§ Data shown:

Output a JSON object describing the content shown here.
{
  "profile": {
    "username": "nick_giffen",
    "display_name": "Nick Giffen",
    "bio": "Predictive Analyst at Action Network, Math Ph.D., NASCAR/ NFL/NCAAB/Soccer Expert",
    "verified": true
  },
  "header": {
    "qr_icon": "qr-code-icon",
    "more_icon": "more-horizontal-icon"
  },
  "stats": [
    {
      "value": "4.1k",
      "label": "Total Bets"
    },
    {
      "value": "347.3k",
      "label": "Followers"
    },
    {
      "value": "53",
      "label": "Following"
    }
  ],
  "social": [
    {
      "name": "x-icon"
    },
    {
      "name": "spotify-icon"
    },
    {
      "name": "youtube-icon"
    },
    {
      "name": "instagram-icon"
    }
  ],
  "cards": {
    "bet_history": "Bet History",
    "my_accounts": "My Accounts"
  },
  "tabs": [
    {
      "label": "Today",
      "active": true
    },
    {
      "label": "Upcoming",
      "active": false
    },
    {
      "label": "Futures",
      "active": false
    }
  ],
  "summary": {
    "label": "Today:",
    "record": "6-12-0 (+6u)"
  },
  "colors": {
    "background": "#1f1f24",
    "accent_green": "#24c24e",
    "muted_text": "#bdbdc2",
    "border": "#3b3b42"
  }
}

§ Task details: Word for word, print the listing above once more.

§ Answer below:
Output a JSON object describing the content shown here.
{
  "profile": {
    "username": "nick_giffen",
    "display_name": "Nick Giffen",
    "bio": "Predictive Analyst at Action Network, Math Ph.D., NASCAR/ NFL/NCAAB/Soccer Expert",
    "verified": true
  },
  "header": {
    "qr_icon": "qr-code-icon",
    "more_icon": "more-horizontal-icon"
  },
  "stats": [
    {
      "value": "4.1k",
      "label": "Total Bets"
    },
    {
      "value": "347.3k",
      "label": "Followers"
    },
    {
      "value": "53",
      "label": "Following"
    }
  ],
  "social": [
    {
      "name": "x-icon"
    },
    {
      "name": "spotify-icon"
    },
    {
      "name": "youtube-icon"
    },
    {
      "name": "instagram-icon"
    }
  ],
  "cards": {
    "bet_history": "Bet History",
    "my_accounts": "My Accounts"
  },
  "tabs": [
    {
      "label": "Today",
      "active": true
    },
    {
      "label": "Upcoming",
      "active": false
    },
    {
      "label": "Futures",
      "active": false
    }
  ],
  "summary": {
    "label": "Today:",
    "record": "6-12-0 (+6u)"
  },
  "colors": {
    "background": "#1f1f24",
    "accent_green": "#24c24e",
    "muted_text": "#bdbdc2",
    "border": "#3b3b42"
  }
}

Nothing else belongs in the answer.